**THE TASK:** Using the listing below, report all lines holding the word "number".
------------------------------------------------
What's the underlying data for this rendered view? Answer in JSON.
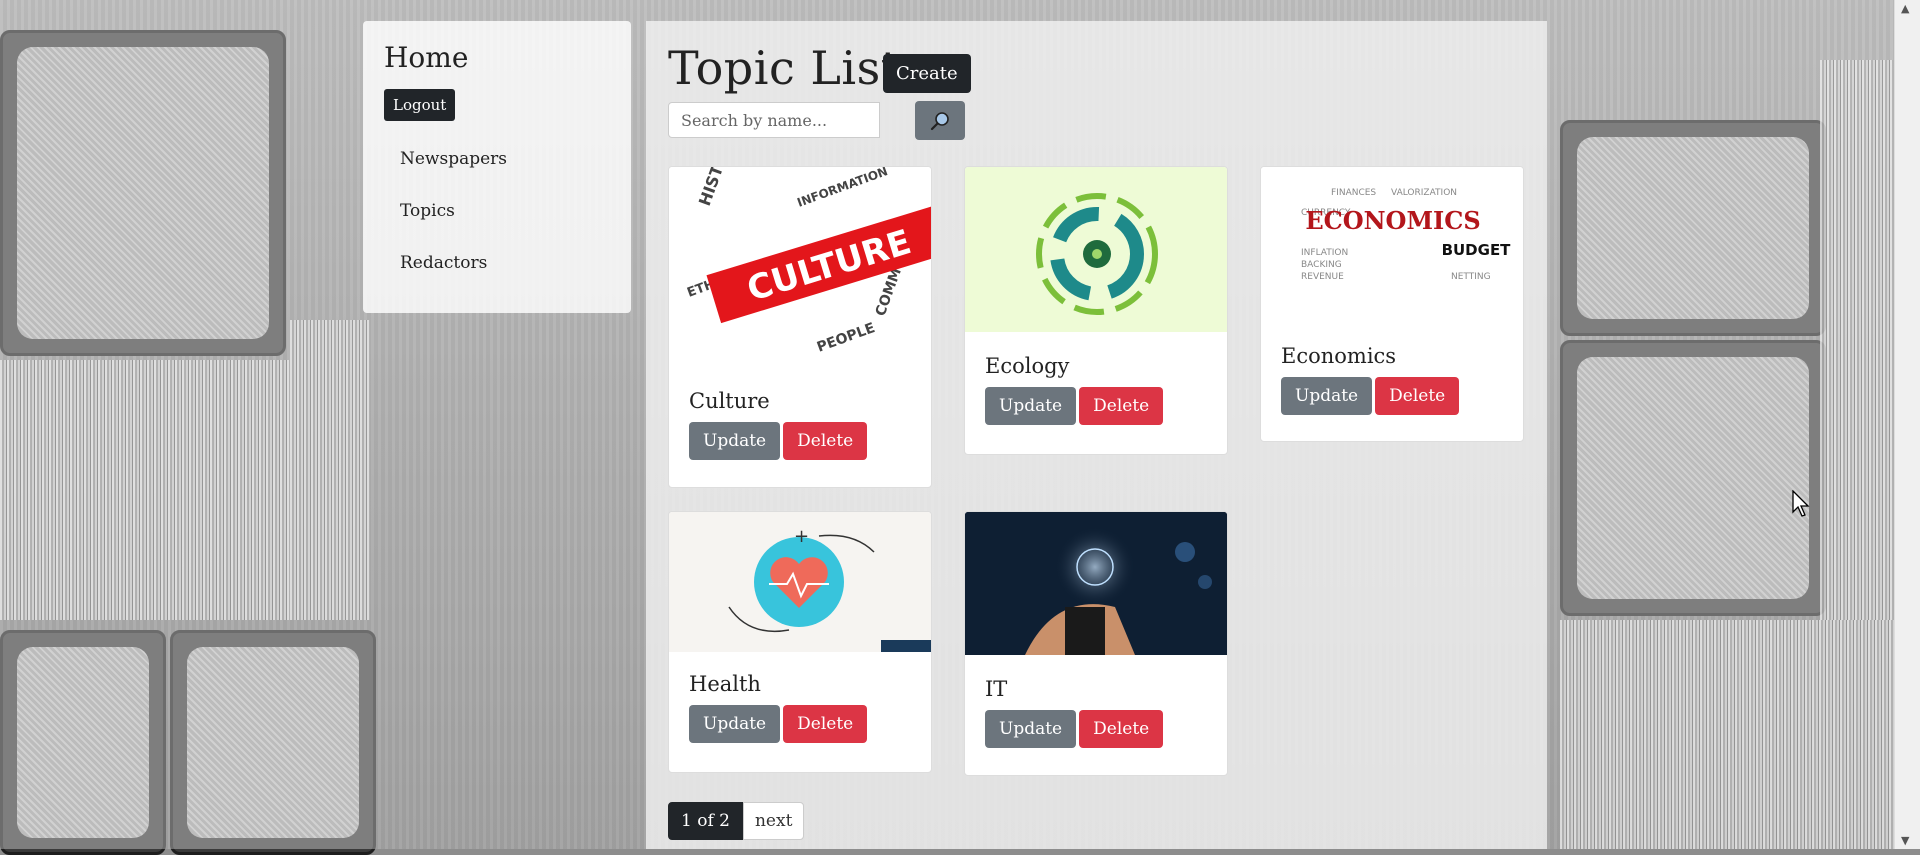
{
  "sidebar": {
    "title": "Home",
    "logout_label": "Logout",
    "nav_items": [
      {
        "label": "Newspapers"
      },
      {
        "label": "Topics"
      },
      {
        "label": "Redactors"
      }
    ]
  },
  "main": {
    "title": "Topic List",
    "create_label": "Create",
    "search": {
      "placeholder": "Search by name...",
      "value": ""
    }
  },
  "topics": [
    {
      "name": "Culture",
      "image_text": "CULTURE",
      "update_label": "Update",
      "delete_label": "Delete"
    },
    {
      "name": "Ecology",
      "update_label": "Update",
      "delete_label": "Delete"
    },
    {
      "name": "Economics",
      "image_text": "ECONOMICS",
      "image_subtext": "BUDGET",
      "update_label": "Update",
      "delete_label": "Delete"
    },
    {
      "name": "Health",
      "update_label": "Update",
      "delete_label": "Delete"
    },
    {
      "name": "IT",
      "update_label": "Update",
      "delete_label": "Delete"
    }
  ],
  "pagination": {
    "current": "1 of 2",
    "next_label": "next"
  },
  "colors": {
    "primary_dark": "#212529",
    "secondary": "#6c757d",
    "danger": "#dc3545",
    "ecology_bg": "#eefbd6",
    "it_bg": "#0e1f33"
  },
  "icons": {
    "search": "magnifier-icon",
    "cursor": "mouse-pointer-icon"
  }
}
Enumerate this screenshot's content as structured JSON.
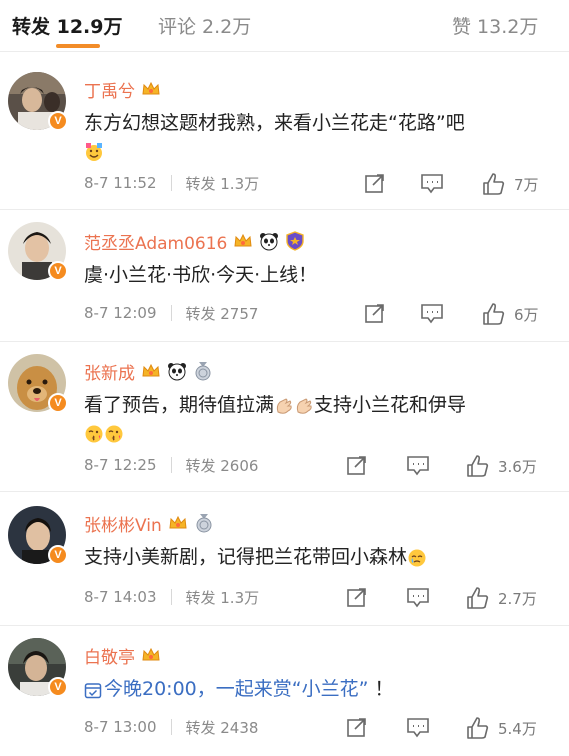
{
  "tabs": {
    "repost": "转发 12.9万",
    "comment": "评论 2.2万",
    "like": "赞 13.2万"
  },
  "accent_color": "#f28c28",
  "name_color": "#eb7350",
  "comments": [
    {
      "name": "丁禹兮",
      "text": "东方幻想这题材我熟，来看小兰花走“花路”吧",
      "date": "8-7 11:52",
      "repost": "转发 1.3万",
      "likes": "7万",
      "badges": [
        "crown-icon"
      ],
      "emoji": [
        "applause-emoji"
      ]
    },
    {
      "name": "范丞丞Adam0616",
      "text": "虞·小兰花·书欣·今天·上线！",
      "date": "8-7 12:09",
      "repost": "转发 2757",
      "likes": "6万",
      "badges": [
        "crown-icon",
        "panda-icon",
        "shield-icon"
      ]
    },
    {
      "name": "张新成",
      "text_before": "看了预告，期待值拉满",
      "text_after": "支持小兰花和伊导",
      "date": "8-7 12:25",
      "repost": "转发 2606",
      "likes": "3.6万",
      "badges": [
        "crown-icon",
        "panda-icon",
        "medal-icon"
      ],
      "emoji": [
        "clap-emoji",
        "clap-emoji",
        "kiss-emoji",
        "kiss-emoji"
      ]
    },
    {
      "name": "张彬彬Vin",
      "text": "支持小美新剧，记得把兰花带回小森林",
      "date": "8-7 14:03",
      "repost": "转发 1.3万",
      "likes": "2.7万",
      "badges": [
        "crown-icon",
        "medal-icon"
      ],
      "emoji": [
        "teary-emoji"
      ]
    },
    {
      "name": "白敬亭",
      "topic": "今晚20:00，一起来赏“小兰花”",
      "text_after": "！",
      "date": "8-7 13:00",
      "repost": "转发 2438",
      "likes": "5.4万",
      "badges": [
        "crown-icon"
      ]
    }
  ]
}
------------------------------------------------
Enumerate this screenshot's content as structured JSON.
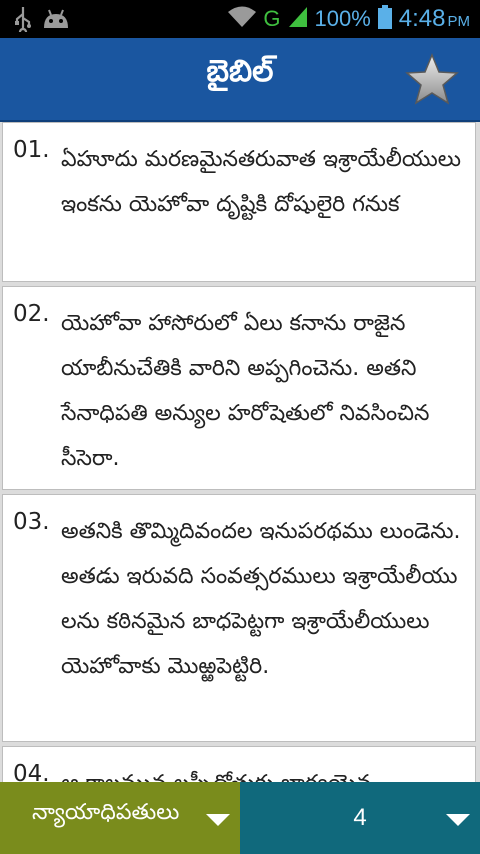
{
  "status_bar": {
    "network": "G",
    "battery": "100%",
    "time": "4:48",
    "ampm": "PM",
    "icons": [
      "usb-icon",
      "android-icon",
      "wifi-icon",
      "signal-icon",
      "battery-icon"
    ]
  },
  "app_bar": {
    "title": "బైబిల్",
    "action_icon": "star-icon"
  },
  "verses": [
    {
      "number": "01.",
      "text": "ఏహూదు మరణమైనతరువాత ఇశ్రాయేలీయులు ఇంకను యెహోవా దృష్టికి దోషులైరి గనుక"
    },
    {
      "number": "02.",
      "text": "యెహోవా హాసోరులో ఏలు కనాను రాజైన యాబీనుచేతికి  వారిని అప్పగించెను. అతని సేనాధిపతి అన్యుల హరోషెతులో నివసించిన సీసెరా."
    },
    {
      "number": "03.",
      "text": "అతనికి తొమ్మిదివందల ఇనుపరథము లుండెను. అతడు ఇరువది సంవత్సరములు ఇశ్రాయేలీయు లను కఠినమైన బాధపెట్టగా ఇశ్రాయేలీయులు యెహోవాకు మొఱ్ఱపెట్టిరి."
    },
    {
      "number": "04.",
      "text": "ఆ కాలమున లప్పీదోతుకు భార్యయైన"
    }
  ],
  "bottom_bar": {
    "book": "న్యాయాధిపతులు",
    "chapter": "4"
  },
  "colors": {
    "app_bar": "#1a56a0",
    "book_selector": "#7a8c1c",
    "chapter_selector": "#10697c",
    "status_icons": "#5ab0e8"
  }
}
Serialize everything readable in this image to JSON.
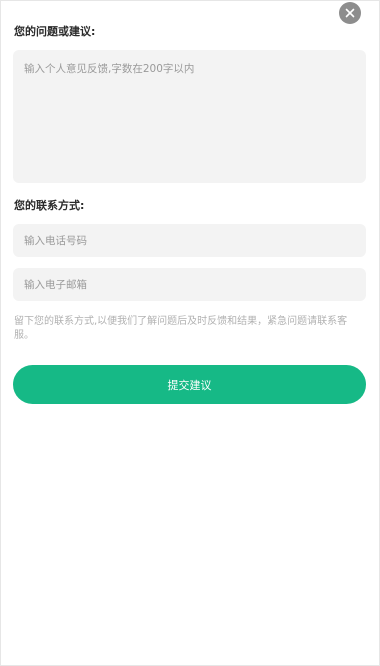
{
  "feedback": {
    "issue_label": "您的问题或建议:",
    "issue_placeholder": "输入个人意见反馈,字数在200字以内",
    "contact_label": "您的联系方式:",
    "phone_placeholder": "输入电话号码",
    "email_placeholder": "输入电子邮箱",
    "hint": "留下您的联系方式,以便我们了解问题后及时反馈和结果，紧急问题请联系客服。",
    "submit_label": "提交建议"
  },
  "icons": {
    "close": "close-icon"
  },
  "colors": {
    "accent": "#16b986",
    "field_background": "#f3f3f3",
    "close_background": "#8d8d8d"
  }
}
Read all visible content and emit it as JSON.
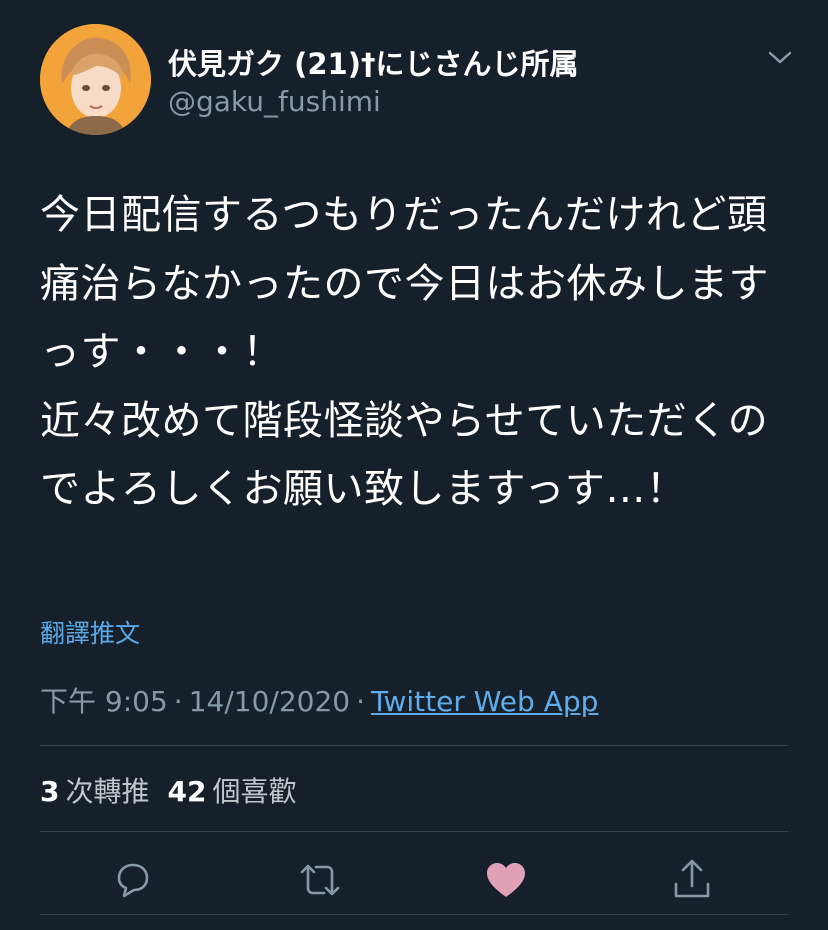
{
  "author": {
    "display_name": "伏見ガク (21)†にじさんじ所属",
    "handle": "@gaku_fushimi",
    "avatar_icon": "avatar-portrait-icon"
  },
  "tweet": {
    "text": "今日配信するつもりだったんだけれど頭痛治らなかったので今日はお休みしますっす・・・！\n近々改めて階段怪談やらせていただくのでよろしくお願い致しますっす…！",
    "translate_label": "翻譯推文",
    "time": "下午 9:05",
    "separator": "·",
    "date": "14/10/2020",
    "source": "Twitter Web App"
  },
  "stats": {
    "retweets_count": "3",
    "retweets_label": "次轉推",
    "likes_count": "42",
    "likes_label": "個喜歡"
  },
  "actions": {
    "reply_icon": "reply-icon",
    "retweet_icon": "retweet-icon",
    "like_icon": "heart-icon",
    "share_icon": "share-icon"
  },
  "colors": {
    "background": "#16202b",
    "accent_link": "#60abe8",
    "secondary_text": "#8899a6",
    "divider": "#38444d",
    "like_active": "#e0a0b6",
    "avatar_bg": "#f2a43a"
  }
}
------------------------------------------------
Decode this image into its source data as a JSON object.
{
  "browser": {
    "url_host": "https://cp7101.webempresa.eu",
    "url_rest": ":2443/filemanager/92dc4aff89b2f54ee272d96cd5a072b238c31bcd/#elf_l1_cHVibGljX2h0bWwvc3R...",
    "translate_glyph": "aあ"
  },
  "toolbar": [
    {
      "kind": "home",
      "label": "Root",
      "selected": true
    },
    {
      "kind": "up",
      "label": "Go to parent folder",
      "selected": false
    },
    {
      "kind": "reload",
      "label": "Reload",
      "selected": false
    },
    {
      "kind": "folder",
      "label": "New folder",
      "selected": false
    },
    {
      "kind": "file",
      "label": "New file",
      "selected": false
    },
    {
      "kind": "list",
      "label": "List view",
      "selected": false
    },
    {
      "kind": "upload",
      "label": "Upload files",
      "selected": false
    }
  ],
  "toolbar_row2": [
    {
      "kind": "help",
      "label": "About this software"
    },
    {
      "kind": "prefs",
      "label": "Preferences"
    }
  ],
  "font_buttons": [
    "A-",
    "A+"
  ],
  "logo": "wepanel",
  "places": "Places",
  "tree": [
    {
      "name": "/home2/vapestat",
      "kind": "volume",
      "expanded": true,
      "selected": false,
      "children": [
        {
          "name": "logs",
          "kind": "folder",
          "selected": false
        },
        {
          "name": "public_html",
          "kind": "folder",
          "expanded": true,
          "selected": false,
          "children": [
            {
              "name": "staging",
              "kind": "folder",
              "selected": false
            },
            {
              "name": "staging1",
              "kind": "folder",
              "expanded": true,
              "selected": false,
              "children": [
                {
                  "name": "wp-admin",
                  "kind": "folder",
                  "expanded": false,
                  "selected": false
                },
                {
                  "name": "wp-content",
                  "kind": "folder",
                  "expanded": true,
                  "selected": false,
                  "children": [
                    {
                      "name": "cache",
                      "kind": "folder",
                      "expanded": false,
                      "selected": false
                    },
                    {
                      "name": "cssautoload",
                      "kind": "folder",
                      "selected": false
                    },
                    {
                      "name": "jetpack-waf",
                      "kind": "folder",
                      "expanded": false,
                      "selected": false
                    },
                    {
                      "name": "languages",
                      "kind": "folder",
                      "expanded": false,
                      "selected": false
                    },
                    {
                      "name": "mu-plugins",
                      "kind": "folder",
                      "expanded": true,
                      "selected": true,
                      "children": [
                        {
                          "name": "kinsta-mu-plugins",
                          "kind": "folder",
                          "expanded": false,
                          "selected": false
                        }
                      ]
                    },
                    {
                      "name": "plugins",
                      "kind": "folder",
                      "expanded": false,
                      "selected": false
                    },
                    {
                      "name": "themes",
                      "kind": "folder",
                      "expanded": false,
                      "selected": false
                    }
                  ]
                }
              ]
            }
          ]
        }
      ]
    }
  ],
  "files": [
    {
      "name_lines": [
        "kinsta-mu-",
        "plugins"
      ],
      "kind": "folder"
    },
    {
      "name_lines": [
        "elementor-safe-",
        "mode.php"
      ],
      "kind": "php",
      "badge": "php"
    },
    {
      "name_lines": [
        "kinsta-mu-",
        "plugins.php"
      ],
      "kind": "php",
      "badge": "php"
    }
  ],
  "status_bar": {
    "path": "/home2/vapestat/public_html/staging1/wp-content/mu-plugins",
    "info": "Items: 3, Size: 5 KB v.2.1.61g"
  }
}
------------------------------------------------
**EXERCISE RESULT:**
      "number": "01.",
      "number": "02.",
      "number": "03.",
      "number": "04.",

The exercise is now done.